When miners and gay activists united: the real story of the film Pride
The real Jonathan is warm and bearish, with a mohican, chic specs, a scarlet fleece, hippyish brown leather shoes — loads of visual flair.
In the film, Jonathan is more actor than activist. Our first sighting of him is with fox fur and whistle outside Gay's the Word book shop. What does he think of Dominic West's portrayal?
Meet the Real-Life Heroes Who Inspired the Movie Pride | wagtailfarm.info
I like to think he is me — he dances beautifully. They are still together and recently had West and director Matthew Warchus to tea. Jonathan baked a lemon drizzle cake.
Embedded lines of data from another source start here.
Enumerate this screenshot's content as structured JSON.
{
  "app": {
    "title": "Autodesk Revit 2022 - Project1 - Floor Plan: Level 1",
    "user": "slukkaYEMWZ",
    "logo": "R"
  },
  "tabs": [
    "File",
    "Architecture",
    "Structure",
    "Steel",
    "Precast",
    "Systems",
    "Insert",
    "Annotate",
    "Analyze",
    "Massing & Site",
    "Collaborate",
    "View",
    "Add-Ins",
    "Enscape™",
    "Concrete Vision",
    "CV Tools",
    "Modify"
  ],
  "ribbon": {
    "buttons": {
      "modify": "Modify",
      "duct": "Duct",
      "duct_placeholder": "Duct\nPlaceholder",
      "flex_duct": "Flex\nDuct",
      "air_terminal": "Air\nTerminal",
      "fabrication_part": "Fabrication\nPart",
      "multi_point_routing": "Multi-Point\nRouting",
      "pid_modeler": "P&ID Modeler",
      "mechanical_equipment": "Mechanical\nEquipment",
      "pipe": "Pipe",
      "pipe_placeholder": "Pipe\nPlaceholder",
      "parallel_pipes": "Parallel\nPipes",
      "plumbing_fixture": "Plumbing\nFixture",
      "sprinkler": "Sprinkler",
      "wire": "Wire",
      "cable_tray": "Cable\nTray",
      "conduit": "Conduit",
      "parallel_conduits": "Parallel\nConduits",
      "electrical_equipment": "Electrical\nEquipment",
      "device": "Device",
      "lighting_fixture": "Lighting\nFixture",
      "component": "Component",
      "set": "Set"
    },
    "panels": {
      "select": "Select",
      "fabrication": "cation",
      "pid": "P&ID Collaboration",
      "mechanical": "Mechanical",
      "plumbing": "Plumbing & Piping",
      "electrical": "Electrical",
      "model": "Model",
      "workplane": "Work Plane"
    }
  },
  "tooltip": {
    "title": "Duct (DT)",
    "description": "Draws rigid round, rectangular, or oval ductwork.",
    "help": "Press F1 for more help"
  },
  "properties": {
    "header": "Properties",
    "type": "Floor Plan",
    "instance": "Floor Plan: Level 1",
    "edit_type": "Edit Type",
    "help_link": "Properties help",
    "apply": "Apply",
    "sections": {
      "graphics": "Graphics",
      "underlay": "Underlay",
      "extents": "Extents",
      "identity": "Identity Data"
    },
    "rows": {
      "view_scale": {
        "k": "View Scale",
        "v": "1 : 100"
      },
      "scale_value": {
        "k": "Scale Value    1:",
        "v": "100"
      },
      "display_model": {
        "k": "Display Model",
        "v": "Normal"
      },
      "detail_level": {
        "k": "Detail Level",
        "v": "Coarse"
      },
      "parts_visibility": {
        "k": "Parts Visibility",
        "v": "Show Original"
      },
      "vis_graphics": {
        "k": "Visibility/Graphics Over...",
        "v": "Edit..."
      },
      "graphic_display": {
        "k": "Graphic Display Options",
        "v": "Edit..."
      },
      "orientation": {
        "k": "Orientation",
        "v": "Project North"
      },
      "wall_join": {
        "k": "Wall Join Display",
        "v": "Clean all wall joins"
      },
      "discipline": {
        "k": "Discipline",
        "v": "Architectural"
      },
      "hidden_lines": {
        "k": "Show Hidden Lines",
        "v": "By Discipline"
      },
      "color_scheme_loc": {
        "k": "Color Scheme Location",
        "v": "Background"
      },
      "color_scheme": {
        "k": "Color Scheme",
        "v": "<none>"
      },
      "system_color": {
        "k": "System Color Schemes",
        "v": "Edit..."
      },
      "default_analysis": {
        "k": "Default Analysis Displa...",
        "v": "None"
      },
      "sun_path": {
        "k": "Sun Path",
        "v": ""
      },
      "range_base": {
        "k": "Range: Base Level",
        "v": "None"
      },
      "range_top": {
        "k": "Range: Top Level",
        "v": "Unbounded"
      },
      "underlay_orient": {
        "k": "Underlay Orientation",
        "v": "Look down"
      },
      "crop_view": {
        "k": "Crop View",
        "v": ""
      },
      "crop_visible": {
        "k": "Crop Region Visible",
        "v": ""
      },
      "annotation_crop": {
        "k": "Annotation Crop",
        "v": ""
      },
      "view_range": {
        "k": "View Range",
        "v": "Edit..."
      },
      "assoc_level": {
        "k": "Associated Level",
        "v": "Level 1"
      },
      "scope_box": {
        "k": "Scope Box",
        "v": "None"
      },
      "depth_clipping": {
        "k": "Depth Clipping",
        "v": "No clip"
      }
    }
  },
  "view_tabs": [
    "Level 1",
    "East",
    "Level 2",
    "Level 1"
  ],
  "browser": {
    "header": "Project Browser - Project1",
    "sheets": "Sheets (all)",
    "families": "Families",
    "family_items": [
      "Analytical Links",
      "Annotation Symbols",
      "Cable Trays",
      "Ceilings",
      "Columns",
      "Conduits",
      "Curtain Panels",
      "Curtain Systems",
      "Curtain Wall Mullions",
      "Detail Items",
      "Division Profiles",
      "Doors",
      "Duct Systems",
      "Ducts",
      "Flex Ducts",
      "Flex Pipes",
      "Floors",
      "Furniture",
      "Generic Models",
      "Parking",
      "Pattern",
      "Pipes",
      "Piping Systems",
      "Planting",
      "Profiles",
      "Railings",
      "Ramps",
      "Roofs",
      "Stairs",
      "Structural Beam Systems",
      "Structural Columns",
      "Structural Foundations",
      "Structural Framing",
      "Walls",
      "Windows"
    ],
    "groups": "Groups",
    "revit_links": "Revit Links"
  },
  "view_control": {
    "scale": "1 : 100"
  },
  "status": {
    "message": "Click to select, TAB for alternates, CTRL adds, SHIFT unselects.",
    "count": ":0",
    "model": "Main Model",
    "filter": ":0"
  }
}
Jonathan and Nigel had recently been told by Stephen Beresford that in the film Jonathan would have a different partner to real life, Welsh Gethin Andrew Scott.
Nigel took it well; the real Gethin still teases Jonathan about it. The first time Jonathan saw the film was "difficult, because all I could think about was the people who had died". The second time, he could "settle in and enjoy it". For him, the most important thing is what the collaboration led to. The [resulting equality resolution] became the trajectory that would lead to civil partnerships and marriages.
Nicola Dove Mike Jackson: Andy Hall for the Observer I have to admit that before meeting any of the real people involved, I had assumed they would be more ordinary than their on-screen incarnations. In the film, he is busy, radical, wears a beanie hat and is in love with the young, handsome Mark Ashton who, at one point, comes to his house calling from the street for "the Accrington sodomite" through a megaphone. The last thing I expect is that on the evidence of the film and amateur documentary — 30 years old — I will recognise Mike immediately as he walks into our King's Cross rendezvous but, even minus the beanie, I do.
I tell him Beresford has been raving to me about his beautiful garden — Mike teaches gardening to beginners, trained at Kew, has been doing it all his life, even during the miners' strike.
He comes from a working-class industrial family, is its greenest shoot — not many gardeners on his family tree. And quick as flash, he asks: And pretty soon, we are inspecting an incredible purple patch outside his front door with a rampant morning glory and, at the back, shared gardens by the canal in keeping with the community spirit that has defined his life.
Mike has a darting intelligence, a keen sense of humour. He remembers everything about the 80s. Does actor Joseph Gilgun have him right? I have no idea," he says. But his friends have told him: This is spot-on, evidently.
Yet he talks so well. You feel his indignation as he remembers how Thatcher's government "sequestered the funds of the NUM so miners couldn't get at their strike pay. But he remembers thinking: Times were tougher for lesbians and gay men then. But you just go with it, don't you? A tougher climate means you have to be tougher. We were well used to homophobia.
Years later, we found out there had been a meeting following my letter explaining a bunch of queers wanted to support them. It had led to a very heated discussion.
But the consensus was: Those who had a problem with it were told to stay away. So we never encountered any hostility. They wanted money because they were on strike; we wanted recognition and acceptance — not that we went with any preconditions, we did not expect anything back.
One day, during the writing of the film, Stephen Beresford turned up at Mike's flat: And I said, 'Good God, what's the matter, Stephen?
I said the man was beyond-belief lovable.
He was beautiful, had a fantastic personality, was such a good friend, such a comrade. He was a whirlwind of a person, bright, mercurial, great fun.